And in the North West, the region recording the strongest rental growth last month, demand heavily outweighed supply. Stock levels in the region fell 26% year-on-year while the number of people looking to rent increased 6%. As a result, there were 12.1 applicants looking for every property available to rent, the highest ratio in the country, and up from 8.4 in June last year.
Commenting Aneisha Beveridge, Head of Research at Hamptons International, said:
“Activity in the rental market has returned to pre-lockdown times, with the number of new tenancies agreed last month rising to February levels. Last month’s data gives us a first look at how rents on newly let properties have been affected by the economic damage so far, and it’s clear that there are regional differences.
“In June rents fell in three out of the eleven regions in Great Britain, with London recording the deepest decline. Rising stock levels in the capital, particularly in Inner London, combined with falling demand from new applicants caused the record falls.

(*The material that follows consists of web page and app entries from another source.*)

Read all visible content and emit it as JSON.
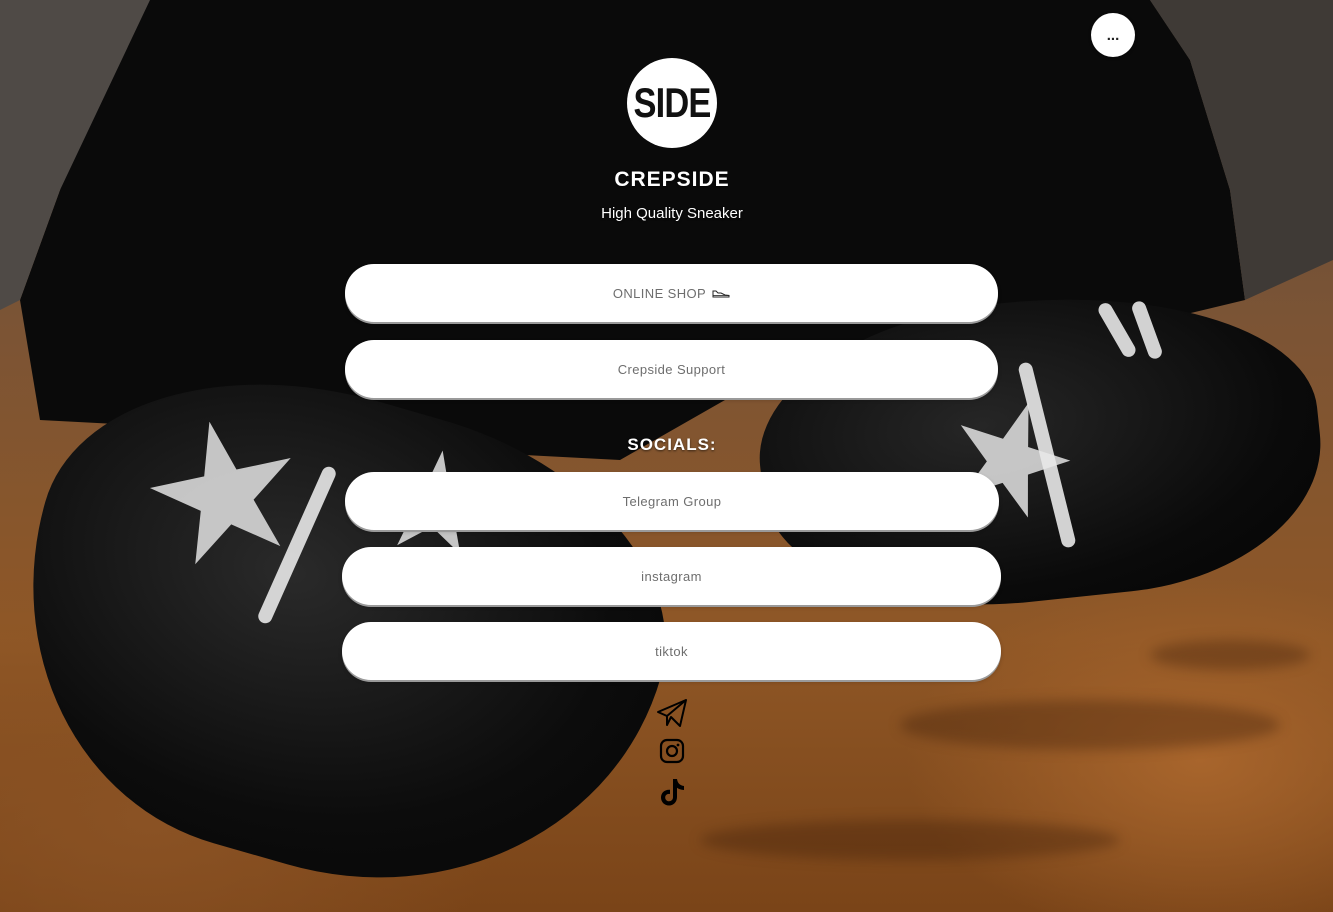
{
  "menu": {
    "label": "..."
  },
  "profile": {
    "avatar_text": "SIDE",
    "title": "CREPSIDE",
    "description": "High Quality Sneaker"
  },
  "links": [
    {
      "label": "ONLINE SHOP",
      "icon": "sneaker-icon"
    },
    {
      "label": "Crepside Support"
    }
  ],
  "socials": {
    "heading": "SOCIALS:",
    "links": [
      {
        "label": "Telegram Group"
      },
      {
        "label": "instagram"
      },
      {
        "label": "tiktok"
      }
    ],
    "icons": [
      "telegram-icon",
      "instagram-icon",
      "tiktok-icon"
    ]
  },
  "colors": {
    "button_bg": "#ffffff",
    "button_text": "#6e6e6e",
    "heading_text": "#ffffff"
  }
}
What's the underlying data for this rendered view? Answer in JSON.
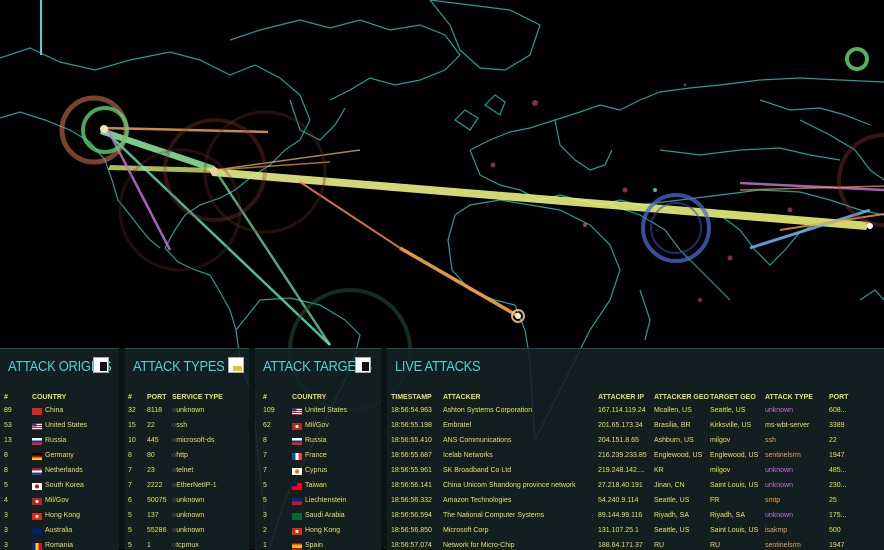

The effect of lockdown has resulted in fewer international tenants, particularly students, as well as an increase in the number of London tenants leaving the capital.
“However the flexibility renting offers has boosted demand in the Midlands and North. Rents in the three combined Northern regions rose 3.0% in June, six times the rate recorded in the same period last year.
“While the stamp duty changes announced last week are most likely to benefit landlords looking to buy in London and the South, higher yields will continue to entice investors further North. Any additional increase in rental stock in London could put more downward pressure on rents. But longer-term, the prospects for rental growth in the capital will depend on whether the short-term increase in supply remains, and most importantly, what the lasting economic damage means for rental affordability.”